Material for this task –

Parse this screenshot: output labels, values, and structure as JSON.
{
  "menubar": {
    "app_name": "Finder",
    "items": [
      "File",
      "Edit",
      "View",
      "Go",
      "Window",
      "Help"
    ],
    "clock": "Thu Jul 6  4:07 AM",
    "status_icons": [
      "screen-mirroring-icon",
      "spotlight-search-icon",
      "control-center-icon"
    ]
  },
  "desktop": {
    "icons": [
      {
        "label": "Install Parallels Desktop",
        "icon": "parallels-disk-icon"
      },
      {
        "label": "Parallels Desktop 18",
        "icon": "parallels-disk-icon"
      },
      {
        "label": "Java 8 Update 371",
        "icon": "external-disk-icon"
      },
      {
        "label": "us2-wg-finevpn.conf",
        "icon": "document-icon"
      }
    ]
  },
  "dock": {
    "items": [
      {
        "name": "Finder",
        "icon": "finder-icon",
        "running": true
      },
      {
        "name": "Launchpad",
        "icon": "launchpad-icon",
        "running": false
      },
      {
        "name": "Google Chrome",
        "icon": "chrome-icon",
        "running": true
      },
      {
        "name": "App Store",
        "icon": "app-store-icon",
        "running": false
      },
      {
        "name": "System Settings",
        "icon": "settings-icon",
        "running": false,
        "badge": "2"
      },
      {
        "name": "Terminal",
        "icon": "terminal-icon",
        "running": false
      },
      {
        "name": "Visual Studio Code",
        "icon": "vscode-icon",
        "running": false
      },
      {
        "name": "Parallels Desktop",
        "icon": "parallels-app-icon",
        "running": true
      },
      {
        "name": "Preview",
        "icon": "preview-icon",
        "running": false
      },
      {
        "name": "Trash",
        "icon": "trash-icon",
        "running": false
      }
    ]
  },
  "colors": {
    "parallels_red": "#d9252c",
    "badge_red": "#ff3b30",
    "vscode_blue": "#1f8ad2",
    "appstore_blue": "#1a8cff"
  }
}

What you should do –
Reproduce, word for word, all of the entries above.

Written solution –
Parse this screenshot: output labels, values, and structure as JSON.
{
  "menubar": {
    "app_name": "Finder",
    "items": [
      "File",
      "Edit",
      "View",
      "Go",
      "Window",
      "Help"
    ],
    "clock": "Thu Jul 6  4:07 AM",
    "status_icons": [
      "screen-mirroring-icon",
      "spotlight-search-icon",
      "control-center-icon"
    ]
  },
  "desktop": {
    "icons": [
      {
        "label": "Install Parallels Desktop",
        "icon": "parallels-disk-icon"
      },
      {
        "label": "Parallels Desktop 18",
        "icon": "parallels-disk-icon"
      },
      {
        "label": "Java 8 Update 371",
        "icon": "external-disk-icon"
      },
      {
        "label": "us2-wg-finevpn.conf",
        "icon": "document-icon"
      }
    ]
  },
  "dock": {
    "items": [
      {
        "name": "Finder",
        "icon": "finder-icon",
        "running": true
      },
      {
        "name": "Launchpad",
        "icon": "launchpad-icon",
        "running": false
      },
      {
        "name": "Google Chrome",
        "icon": "chrome-icon",
        "running": true
      },
      {
        "name": "App Store",
        "icon": "app-store-icon",
        "running": false
      },
      {
        "name": "System Settings",
        "icon": "settings-icon",
        "running": false,
        "badge": "2"
      },
      {
        "name": "Terminal",
        "icon": "terminal-icon",
        "running": false
      },
      {
        "name": "Visual Studio Code",
        "icon": "vscode-icon",
        "running": false
      },
      {
        "name": "Parallels Desktop",
        "icon": "parallels-app-icon",
        "running": true
      },
      {
        "name": "Preview",
        "icon": "preview-icon",
        "running": false
      },
      {
        "name": "Trash",
        "icon": "trash-icon",
        "running": false
      }
    ]
  },
  "colors": {
    "parallels_red": "#d9252c",
    "badge_red": "#ff3b30",
    "vscode_blue": "#1f8ad2",
    "appstore_blue": "#1a8cff"
  }
}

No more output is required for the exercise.